Task instructions: Copy out each line featuring the string "monetization" from the entries beneath.

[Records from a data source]
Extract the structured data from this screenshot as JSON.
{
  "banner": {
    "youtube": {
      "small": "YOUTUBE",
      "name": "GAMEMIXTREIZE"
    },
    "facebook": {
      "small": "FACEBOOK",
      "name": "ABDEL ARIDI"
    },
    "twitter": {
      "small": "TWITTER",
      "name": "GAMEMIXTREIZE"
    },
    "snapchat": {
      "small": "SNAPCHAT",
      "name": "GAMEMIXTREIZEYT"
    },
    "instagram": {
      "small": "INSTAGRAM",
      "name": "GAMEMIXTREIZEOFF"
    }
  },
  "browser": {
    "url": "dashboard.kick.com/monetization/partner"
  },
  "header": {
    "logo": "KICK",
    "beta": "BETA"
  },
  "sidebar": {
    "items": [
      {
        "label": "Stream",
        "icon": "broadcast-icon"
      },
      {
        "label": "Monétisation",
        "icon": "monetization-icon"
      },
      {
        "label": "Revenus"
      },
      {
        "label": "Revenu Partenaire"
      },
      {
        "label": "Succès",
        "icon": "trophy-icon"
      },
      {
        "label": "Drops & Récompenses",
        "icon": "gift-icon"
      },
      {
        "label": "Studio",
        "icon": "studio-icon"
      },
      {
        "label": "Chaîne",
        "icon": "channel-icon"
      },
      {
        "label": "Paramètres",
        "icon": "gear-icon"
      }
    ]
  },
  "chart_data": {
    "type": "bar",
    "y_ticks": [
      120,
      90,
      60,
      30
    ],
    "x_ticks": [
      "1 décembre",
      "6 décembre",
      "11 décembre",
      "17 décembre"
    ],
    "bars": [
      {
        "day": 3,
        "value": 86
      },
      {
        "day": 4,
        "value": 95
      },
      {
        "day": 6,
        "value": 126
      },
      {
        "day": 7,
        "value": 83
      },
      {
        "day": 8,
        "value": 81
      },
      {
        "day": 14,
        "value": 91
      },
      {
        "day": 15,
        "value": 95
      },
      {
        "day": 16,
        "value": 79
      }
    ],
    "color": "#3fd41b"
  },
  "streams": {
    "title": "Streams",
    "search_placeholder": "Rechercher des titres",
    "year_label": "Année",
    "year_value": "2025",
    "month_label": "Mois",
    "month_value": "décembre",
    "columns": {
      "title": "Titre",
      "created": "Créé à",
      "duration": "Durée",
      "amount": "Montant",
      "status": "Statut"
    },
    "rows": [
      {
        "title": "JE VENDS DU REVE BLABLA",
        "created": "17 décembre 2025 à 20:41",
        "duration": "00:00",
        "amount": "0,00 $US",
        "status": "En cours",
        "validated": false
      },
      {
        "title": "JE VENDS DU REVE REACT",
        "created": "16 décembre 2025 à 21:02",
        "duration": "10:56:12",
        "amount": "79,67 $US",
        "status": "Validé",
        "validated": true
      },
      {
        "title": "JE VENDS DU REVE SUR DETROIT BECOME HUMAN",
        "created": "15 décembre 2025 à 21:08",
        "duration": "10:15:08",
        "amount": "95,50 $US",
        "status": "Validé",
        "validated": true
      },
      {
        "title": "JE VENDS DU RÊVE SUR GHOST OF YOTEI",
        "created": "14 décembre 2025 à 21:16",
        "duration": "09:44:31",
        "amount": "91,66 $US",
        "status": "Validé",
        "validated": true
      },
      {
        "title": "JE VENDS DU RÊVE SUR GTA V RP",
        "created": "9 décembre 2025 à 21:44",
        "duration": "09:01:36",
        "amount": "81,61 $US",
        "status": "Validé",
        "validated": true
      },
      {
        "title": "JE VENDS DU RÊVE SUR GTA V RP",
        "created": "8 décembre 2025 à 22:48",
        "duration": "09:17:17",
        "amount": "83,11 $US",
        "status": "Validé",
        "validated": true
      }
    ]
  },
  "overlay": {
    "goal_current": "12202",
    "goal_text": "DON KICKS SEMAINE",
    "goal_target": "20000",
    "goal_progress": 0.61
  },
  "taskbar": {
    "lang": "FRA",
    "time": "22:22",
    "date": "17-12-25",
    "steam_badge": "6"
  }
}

Result for this exercise:
    "url": "dashboard.kick.com/monetization/partner"
        "icon": "monetization-icon"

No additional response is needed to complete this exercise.